ChIP-Seq libraries were constructed essentially following Illumina’s standard ChIP-Seq library construction protocols. RNA-Seq libraries were constructed using the Tru-Seq sample preparation kit (Illumina) except that after the first strand synthesis, the reaction mixture was cleaned up using the QIAQuick purification columns (QIAGEN) and the second strand synthesis was made using dUTP instead of dTTP. Just before the PCR amplification step, UNG (Ambion) was used to digest the second (opposite) strand containing uracil, to make it strand-specific. Both ChIP and RNA libraries were run on the Bioanalyzer for quality control to check purity and size range.
Sequencing and read alignment.
ChIP-Seq was performed on the Illumina Genome Analyser IIx using the 36-bp read length program. RNA-seq was performed on the Hi-Seq 2000 using the 75-bp read length program.

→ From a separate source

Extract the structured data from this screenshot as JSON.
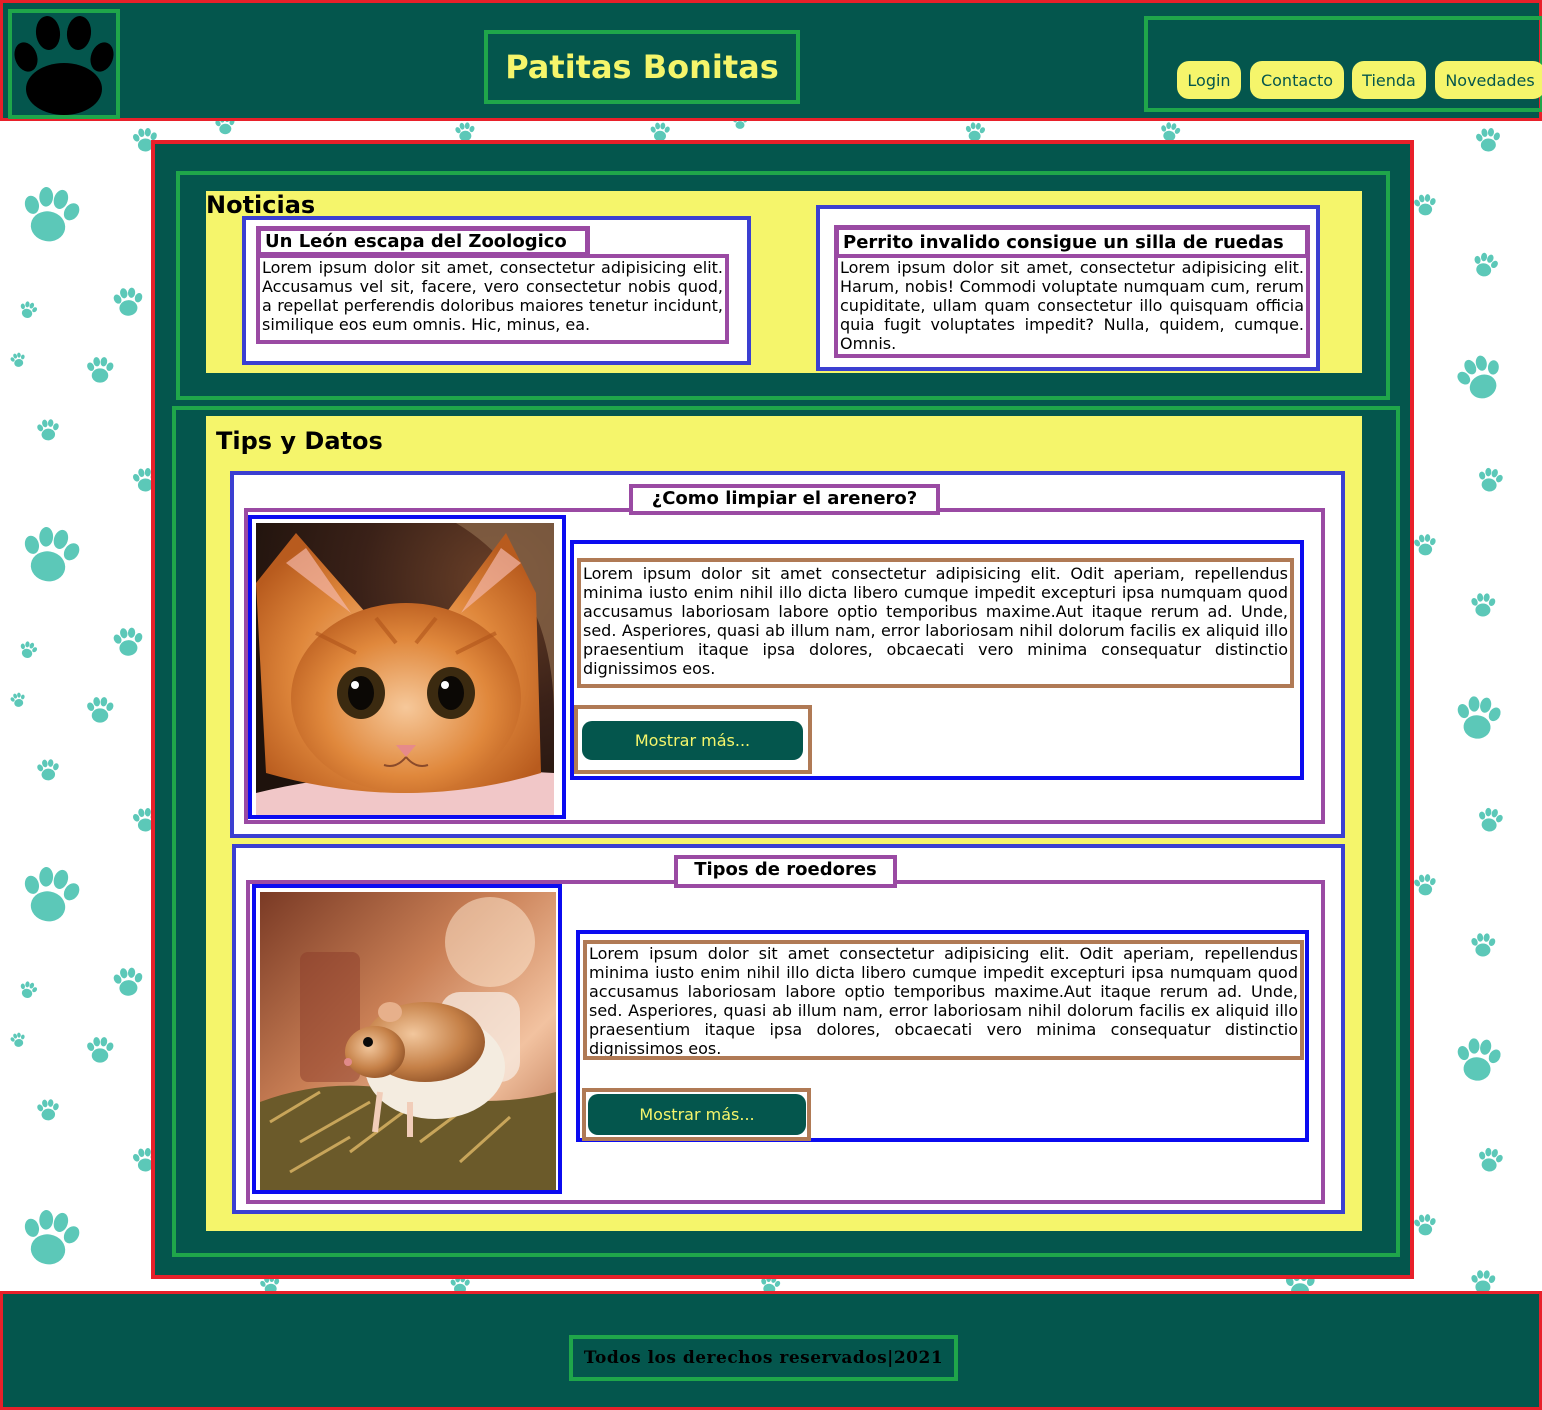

The barcoded samples were then de-multiplexed and mapping was performed with the NCBIM37 (mm9) reference genome using Bowtie for ChIP-Seq and TopHat for RNA-Seq, respectively.
Peak calling and motif analysis for ChIP-seq.

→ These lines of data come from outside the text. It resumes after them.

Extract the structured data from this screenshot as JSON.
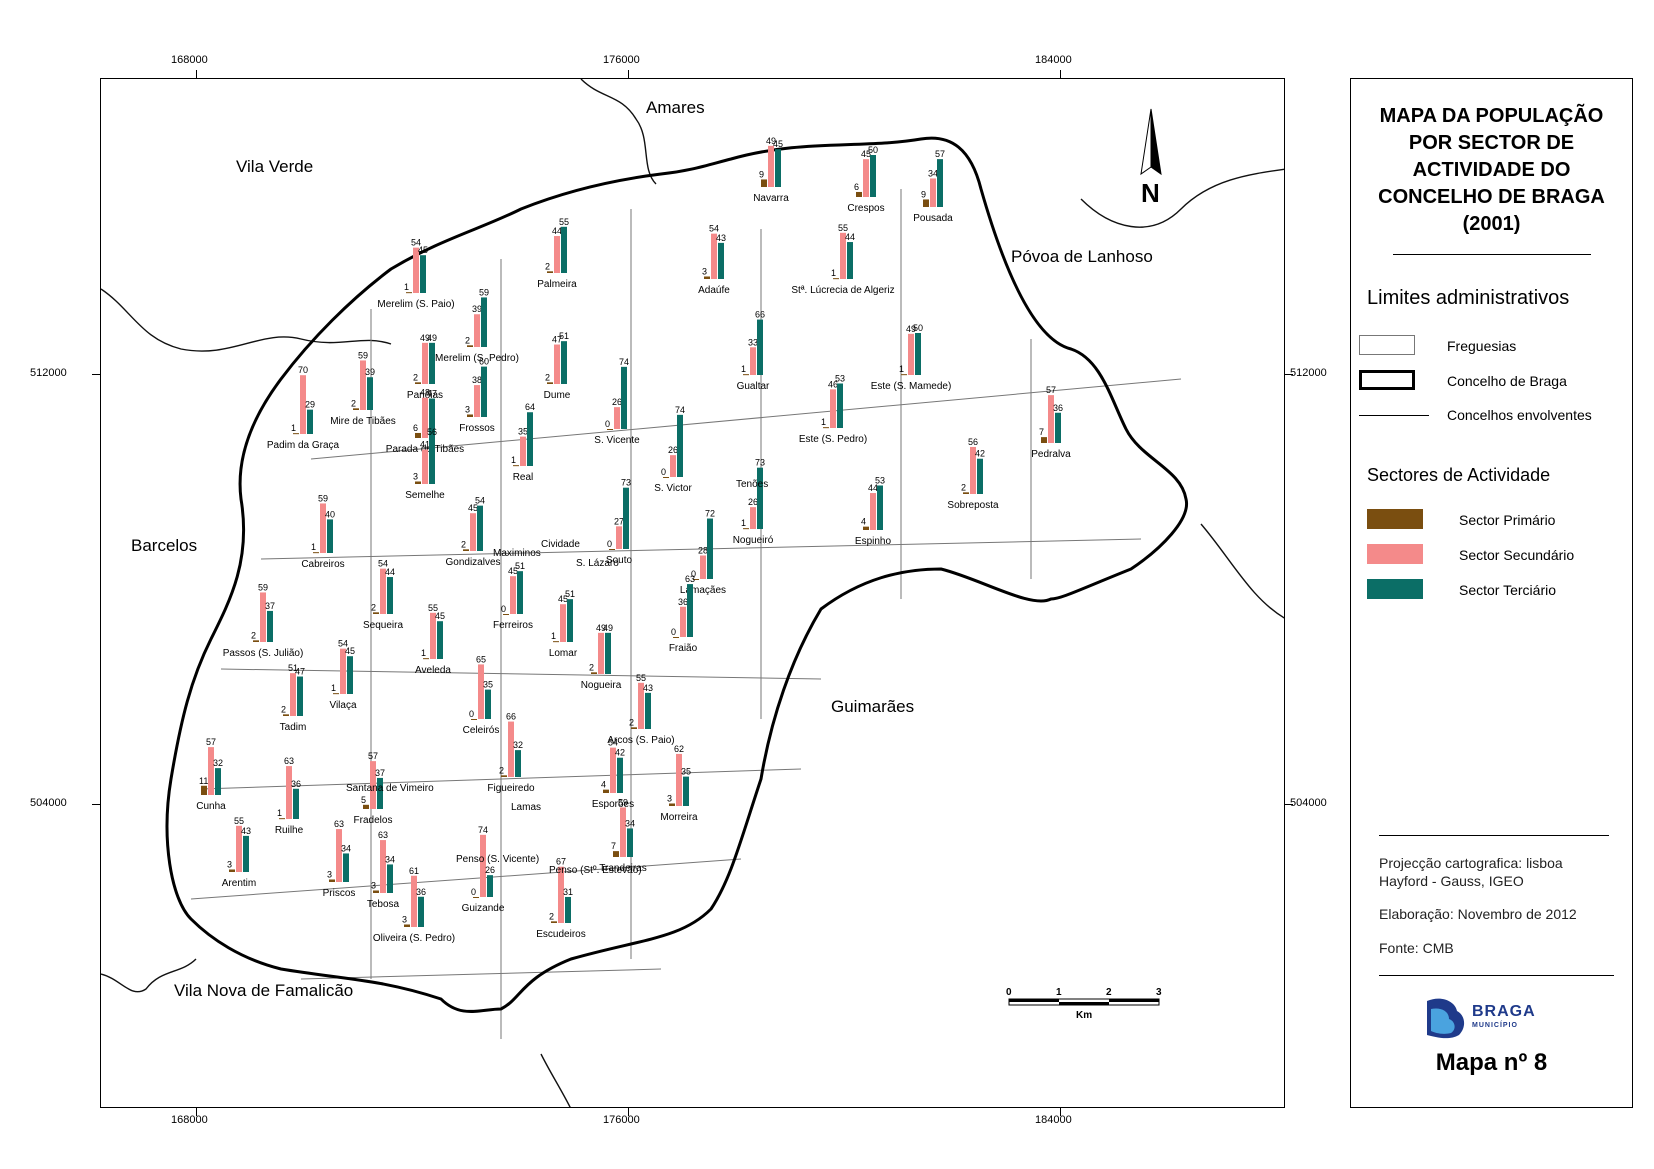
{
  "title_lines": [
    "MAPA DA POPULAÇÃO",
    "POR SECTOR DE",
    "ACTIVIDADE DO",
    "CONCELHO DE BRAGA",
    "(2001)"
  ],
  "coords": {
    "x": [
      "168000",
      "176000",
      "184000"
    ],
    "y": [
      "512000",
      "504000"
    ]
  },
  "north_label": "N",
  "neighbours": [
    "Amares",
    "Vila Verde",
    "Póvoa de Lanhoso",
    "Barcelos",
    "Guimarães",
    "Vila Nova de Famalicão"
  ],
  "legend": {
    "limits_heading": "Limites administrativos",
    "limits": [
      {
        "label": "Freguesias",
        "style": "parish"
      },
      {
        "label": "Concelho de Braga",
        "style": "municipality"
      },
      {
        "label": "Concelhos envolventes",
        "style": "neighbour"
      }
    ],
    "sectors_heading": "Sectores de Actividade",
    "sectors": [
      {
        "label": "Sector Primário",
        "color": "#7a4e10"
      },
      {
        "label": "Sector Secundário",
        "color": "#f48a8a"
      },
      {
        "label": "Sector Terciário",
        "color": "#0b6e66"
      }
    ]
  },
  "notes": [
    "Projecção cartografica: lisboa",
    "Hayford - Gauss, IGEO",
    "Elaboração: Novembro de 2012",
    "Fonte: CMB"
  ],
  "logo": {
    "name": "BRAGA",
    "sub": "MUNICÍPIO"
  },
  "map_number": "Mapa nº 8",
  "scale_bar": {
    "ticks": [
      "0",
      "1",
      "2",
      "3"
    ],
    "unit": "Km"
  },
  "parishes": [
    {
      "name": "Navarra",
      "values": [
        9,
        49,
        45
      ]
    },
    {
      "name": "Crespos",
      "values": [
        6,
        45,
        50
      ]
    },
    {
      "name": "Pousada",
      "values": [
        9,
        34,
        57
      ]
    },
    {
      "name": "Palmeira",
      "values": [
        2,
        44,
        55
      ]
    },
    {
      "name": "Adaúfe",
      "values": [
        3,
        54,
        43
      ]
    },
    {
      "name": "Merelim (S. Paio)",
      "values": [
        1,
        54,
        45
      ]
    },
    {
      "name": "Stª. Lúcrecia de Algeriz",
      "values": [
        1,
        55,
        44
      ]
    },
    {
      "name": "Merelim (S. Pedro)",
      "values": [
        2,
        39,
        59
      ]
    },
    {
      "name": "Este (S. Mamede)",
      "values": [
        1,
        49,
        50
      ]
    },
    {
      "name": "Panóias",
      "values": [
        2,
        49,
        49
      ]
    },
    {
      "name": "Mire de Tibães",
      "values": [
        2,
        59,
        39
      ]
    },
    {
      "name": "Padim da Graça",
      "values": [
        1,
        70,
        29
      ]
    },
    {
      "name": "Dume",
      "values": [
        2,
        47,
        51
      ]
    },
    {
      "name": "Frossos",
      "values": [
        3,
        38,
        60
      ]
    },
    {
      "name": "Parada de Tibães",
      "values": [
        6,
        48,
        47
      ]
    },
    {
      "name": "Gualtar",
      "values": [
        1,
        33,
        66
      ]
    },
    {
      "name": "Este (S. Pedro)",
      "values": [
        1,
        46,
        53
      ]
    },
    {
      "name": "Pedralva",
      "values": [
        7,
        57,
        36
      ]
    },
    {
      "name": "Real",
      "values": [
        1,
        35,
        64
      ]
    },
    {
      "name": "S. Vicente",
      "values": [
        0,
        26,
        74
      ]
    },
    {
      "name": "S. Victor",
      "values": [
        0,
        26,
        74
      ]
    },
    {
      "name": "Sobreposta",
      "values": [
        2,
        56,
        42
      ]
    },
    {
      "name": "Semelhe",
      "values": [
        3,
        41,
        56
      ]
    },
    {
      "name": "Espinho",
      "values": [
        4,
        44,
        53
      ]
    },
    {
      "name": "Cabreiros",
      "values": [
        1,
        59,
        40
      ]
    },
    {
      "name": "Gondizalves",
      "values": [
        2,
        45,
        54
      ]
    },
    {
      "name": "Souto",
      "values": [
        0,
        27,
        73
      ]
    },
    {
      "name": "Nogueiró",
      "values": [
        1,
        26,
        73
      ]
    },
    {
      "name": "Lamaçães",
      "values": [
        0,
        28,
        72
      ]
    },
    {
      "name": "Passos (S. Julião)",
      "values": [
        2,
        59,
        37
      ]
    },
    {
      "name": "Sequeira",
      "values": [
        2,
        54,
        44
      ]
    },
    {
      "name": "Ferreiros",
      "values": [
        0,
        45,
        51
      ]
    },
    {
      "name": "Fraião",
      "values": [
        0,
        36,
        63
      ]
    },
    {
      "name": "Aveleda",
      "values": [
        1,
        55,
        45
      ]
    },
    {
      "name": "Lomar",
      "values": [
        1,
        45,
        51
      ]
    },
    {
      "name": "Nogueira",
      "values": [
        2,
        49,
        49
      ]
    },
    {
      "name": "Tadim",
      "values": [
        2,
        51,
        47
      ]
    },
    {
      "name": "Vilaça",
      "values": [
        1,
        54,
        45
      ]
    },
    {
      "name": "Arcos (S. Paio)",
      "values": [
        2,
        55,
        43
      ]
    },
    {
      "name": "Celeirós",
      "values": [
        0,
        65,
        35
      ]
    },
    {
      "name": "Esporões",
      "values": [
        4,
        54,
        42
      ]
    },
    {
      "name": "Figueiredo",
      "values": [
        2,
        66,
        32
      ]
    },
    {
      "name": "Fradelos",
      "values": [
        5,
        57,
        37
      ]
    },
    {
      "name": "Morreira",
      "values": [
        3,
        62,
        35
      ]
    },
    {
      "name": "Cunha",
      "values": [
        11,
        57,
        32
      ]
    },
    {
      "name": "Ruilhe",
      "values": [
        1,
        63,
        36
      ]
    },
    {
      "name": "Priscos",
      "values": [
        3,
        63,
        34
      ]
    },
    {
      "name": "Arentim",
      "values": [
        3,
        55,
        43
      ]
    },
    {
      "name": "Tebosa",
      "values": [
        3,
        63,
        34
      ]
    },
    {
      "name": "Guizande",
      "values": [
        0,
        74,
        26
      ]
    },
    {
      "name": "Oliveira (S. Pedro)",
      "values": [
        3,
        61,
        36
      ]
    },
    {
      "name": "Escudeiros",
      "values": [
        2,
        67,
        31
      ]
    },
    {
      "name": "Trandeiras",
      "values": [
        7,
        59,
        34
      ]
    }
  ],
  "unread_parish_labels": [
    "Maximinos",
    "Cividade",
    "S. Lázaro",
    "Tenões",
    "Lamas",
    "Santana de Vimeiro",
    "Penso (S. Vicente)",
    "Penso (Stº. Estevão)"
  ]
}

ChIP-Seq peaks were called using the default parameters on the MACS software version 126.96.36.199 (Zhang et al., 2008) and viewed using the SeqMonk program. For PU.1 motif discovery, the center 200 bp of called peaks were analyzed using the MEME suite program (Bailey et al., 2009) for alignment. For cis-regulatory motif analysis, the same sequences used in the MEME program were run in the RSAT pattern matching program using predefined motifs (Heinz et al., 2010). For PU.1 motif discovery, the center 200 bp of called peaks were analyzed using the MEME suite program (Bailey et al., 2009) for alignment.
Transcriptome annotation and quantification.

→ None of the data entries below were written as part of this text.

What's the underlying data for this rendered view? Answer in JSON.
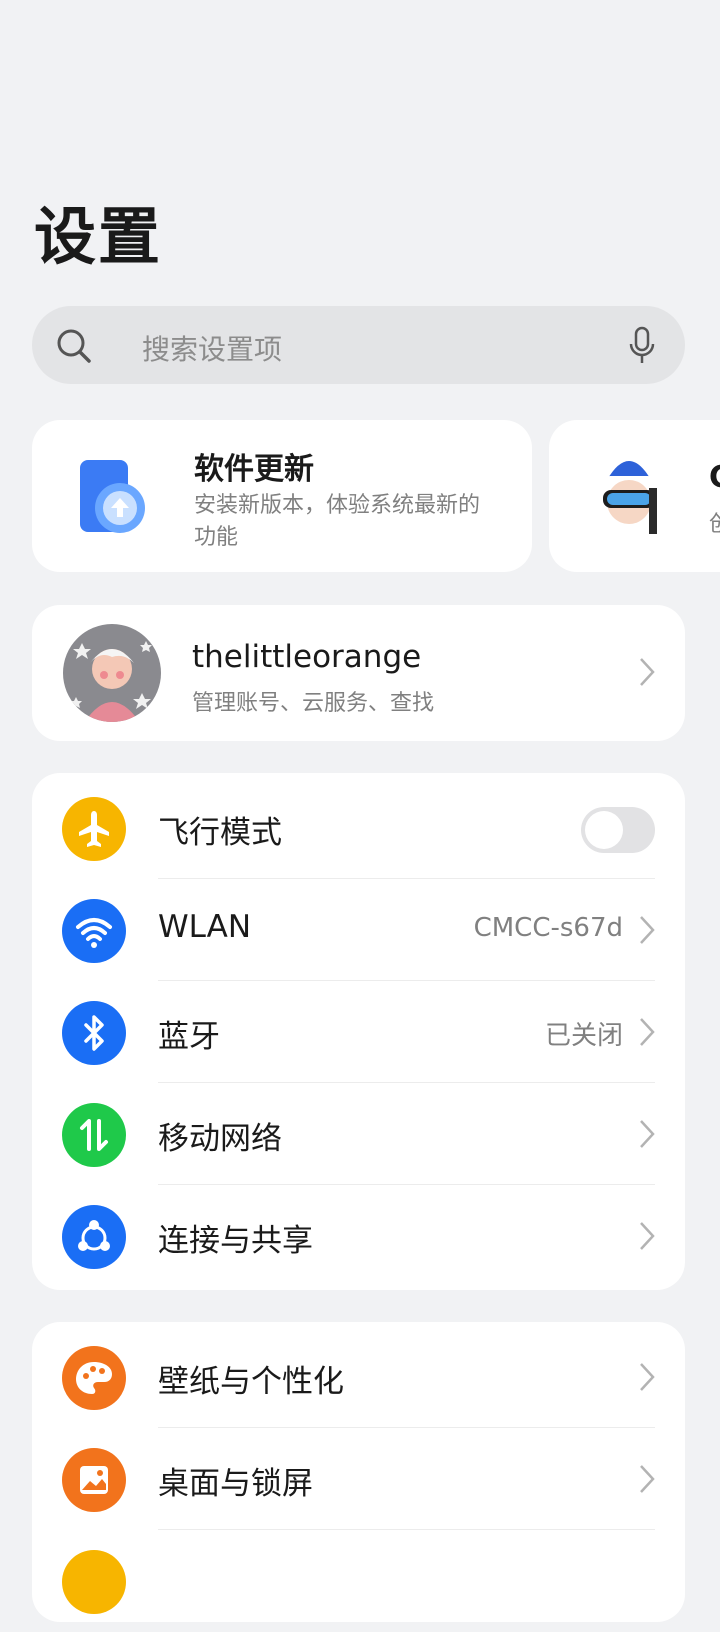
{
  "header": {
    "title": "设置"
  },
  "search": {
    "placeholder": "搜索设置项"
  },
  "cards": {
    "update": {
      "title": "软件更新",
      "desc": "安装新版本，体验系统最新的功能"
    },
    "partial": {
      "title": "C",
      "desc": "创"
    }
  },
  "account": {
    "name": "thelittleorange",
    "sub": "管理账号、云服务、查找"
  },
  "group1": [
    {
      "label": "飞行模式",
      "icon": "airplane-icon",
      "color": "#f7b500",
      "toggle": false
    },
    {
      "label": "WLAN",
      "value": "CMCC-s67d",
      "icon": "wifi-icon",
      "color": "#1a6ef5"
    },
    {
      "label": "蓝牙",
      "value": "已关闭",
      "icon": "bluetooth-icon",
      "color": "#1a6ef5"
    },
    {
      "label": "移动网络",
      "icon": "mobile-data-icon",
      "color": "#1fc94a"
    },
    {
      "label": "连接与共享",
      "icon": "share-icon",
      "color": "#1a6ef5"
    }
  ],
  "group2": [
    {
      "label": "壁纸与个性化",
      "icon": "palette-icon",
      "color": "#f2731c"
    },
    {
      "label": "桌面与锁屏",
      "icon": "picture-icon",
      "color": "#f2731c"
    },
    {
      "label": "",
      "icon": "yellow-icon",
      "color": "#f7b500"
    }
  ]
}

To determine whether a given gene is defined as “expressed,” an initial quantitation was made by counting the number of RPKM, where the normal distribution was viewed and an expression cut-off of RPKM=1 was chosen. To identify significantly changing genes, RPM values were quantitated. Differential expression was called by selecting transcripts, which changed with a significance of P < 0.05 after Benjamini and Hochberg correction using a null model constructed from the 0.1% of transcripts showing the closest average level of observation to estimate experimental noise.
All sequencing data discussed in this paper are available at the Gene Expression Omnibus (GEO) repository at NCBI under the number GSE61426.
Functional enrichment analysis (GO analysis) was performed using the DEG list that also had PU.1 binding assigned into the DAVID web tool. For IPA Ingenuity pathway analysis, the expression values of the above gene list were also used in performing the pathway search.
Data are presented as mean ± SEM or SD as indicated in the figures. Mean comparisons between groups were performed using a two-sided one-way ANOVA test. A p-value <0.05 was taken as statistically significant. *, P < 0.05; **, P < 0.01; ***, P < 0.001. In Fig. 6 B, a χ2 test was performed.
Online supplemental material.
Table S1 contains data combining Chip-Seq and RNA-Seq data. Table S2 provides a list of primers and FACS antibodies.
We thank the staff of the Babraham Institute small animal facility for mouse husbandry, Geoff Morgan and Arthur Davis for support with FACS analysis, Ted Saunders and Martin George for ES cell and blastocyst manipulation, Michelle Linterman for helpful discussions and a critical reading of the manuscript.
This work was supported by the Medical Research Council through a CDA fellowship (G0700287) and grant (G1001781) to EV as well as funding from the BBSRC. SLN is supported by an Australian Research Council Future Fellowship. This work was made possible through Victorian State Government Operational Infrastructure Support and Australian Government NHMRC IRIIS.
The authors declare no additional competing financial interests.